A few numbers: Tourism annually generates approximately $71 billion in economic impact and supports roughly 449,000 jobs (41% of Orlando’s workforce). Visitor spending, in the neighborhood of $45 billion, provides more than $2 billion in state taxes and $3 billion in local taxes. Also, since 2009, visitation has increased 55%, while visitor spending is up 75%.
In Osceola County, where much of the activity occurs under the Orlando brand, 8.6 million overnight visitors each year equal $6 billion in annual economic impact, according to Experience Kissimmee, the county’s official tourism authority.
In turn, many visitors arrive for fun and ultimately wind up doing business, Aguel notes, primarily referring to the Orange County Convention Center, the second largest convention facility in the United States. Already attracting approximately 1.4 million attendees to more than 200 conventions and events, the center is in the midst of a $605-million campus improvement plan that will bring more meeting and exhibit space. Aside from being tops in family visits globally, “we are also the No. 1 meeting and convention destination, which means people actually like to do business here,” Aguel comments.
As a result, “Locals get to live large.”
Notably, that comment doesn’t come from a tourism official but from land developer Rasesh Thakkar, senior managing director of the Tavistock Group, which is best known for creating Lake Nona, a community located a long stretch of highway from the theme parks. Thakkar’s point: By virtue of the region’s investments in support of tourism, residents are afforded uncommon abundance in dining and entertainment, arts and culture, and recreational amenities, among others.
Tourist Development Tax (TDT) dollars are subsequently used to build and strengthen Orlando, in general.
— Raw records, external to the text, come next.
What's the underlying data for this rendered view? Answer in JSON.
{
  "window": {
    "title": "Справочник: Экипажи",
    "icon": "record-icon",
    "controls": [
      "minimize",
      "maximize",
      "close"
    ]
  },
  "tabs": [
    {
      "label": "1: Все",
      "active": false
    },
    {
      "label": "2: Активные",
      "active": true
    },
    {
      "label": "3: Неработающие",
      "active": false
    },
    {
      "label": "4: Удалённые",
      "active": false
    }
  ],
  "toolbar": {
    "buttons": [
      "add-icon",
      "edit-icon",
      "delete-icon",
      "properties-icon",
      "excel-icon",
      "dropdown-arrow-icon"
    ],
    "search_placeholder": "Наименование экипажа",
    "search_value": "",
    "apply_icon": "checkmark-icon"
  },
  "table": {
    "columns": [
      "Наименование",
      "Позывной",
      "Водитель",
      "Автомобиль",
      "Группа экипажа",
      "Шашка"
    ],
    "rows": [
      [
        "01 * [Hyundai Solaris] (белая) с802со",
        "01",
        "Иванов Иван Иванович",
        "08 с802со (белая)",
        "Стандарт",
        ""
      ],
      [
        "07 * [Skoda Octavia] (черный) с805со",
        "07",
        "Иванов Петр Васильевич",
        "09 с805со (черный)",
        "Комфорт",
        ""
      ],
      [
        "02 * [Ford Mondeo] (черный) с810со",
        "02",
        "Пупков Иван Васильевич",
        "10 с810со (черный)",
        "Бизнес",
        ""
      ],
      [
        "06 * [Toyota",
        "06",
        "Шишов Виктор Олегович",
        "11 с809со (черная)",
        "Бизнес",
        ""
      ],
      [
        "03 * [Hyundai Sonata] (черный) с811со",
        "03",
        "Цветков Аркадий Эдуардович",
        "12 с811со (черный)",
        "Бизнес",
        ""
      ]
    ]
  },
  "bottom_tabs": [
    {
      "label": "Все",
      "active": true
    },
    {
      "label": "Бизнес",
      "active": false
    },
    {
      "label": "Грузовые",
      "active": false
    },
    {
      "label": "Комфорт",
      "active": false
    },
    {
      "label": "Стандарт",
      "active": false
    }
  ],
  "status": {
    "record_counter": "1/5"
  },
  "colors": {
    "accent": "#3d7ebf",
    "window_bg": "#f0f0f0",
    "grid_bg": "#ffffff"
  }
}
TDT dollars helped to build the initial phase of the Dr. Phillips Center for the Performing Arts, completed in 2014, and Amway Center arena, opened in 2010, plus helped to finance the 2014 renovations to Camping World Stadium in downtown Orlando.
In addition, tourism reaches far northward to places such as downtown Sanford in Seminole County, where restaurants and pubs are experiencing renewed vigor.
Another impact is in luxury vacation housing. Example: In the shadows of Disney — or perhaps more aptly, in its glow — Golden Oak is rising as a community of single-family custom homes with prices starting at $2 million. The community is anticipated to include approximately 300 homes and encompass 980 acres, making a statement as its own attraction. “Getting someone to come down to visit can also acquaint them and familiarize them with this place in a way they might not have considered,” says Aguel.
And don’t expect the investments, particularly at the theme parks, to stop. Aguel adds: “You can never say, ‘I’m done, and I’ll go do nothing else for the next 10 years.’ The nature of this [tourism] industry requires that you keep adding and expanding experiences all the time.”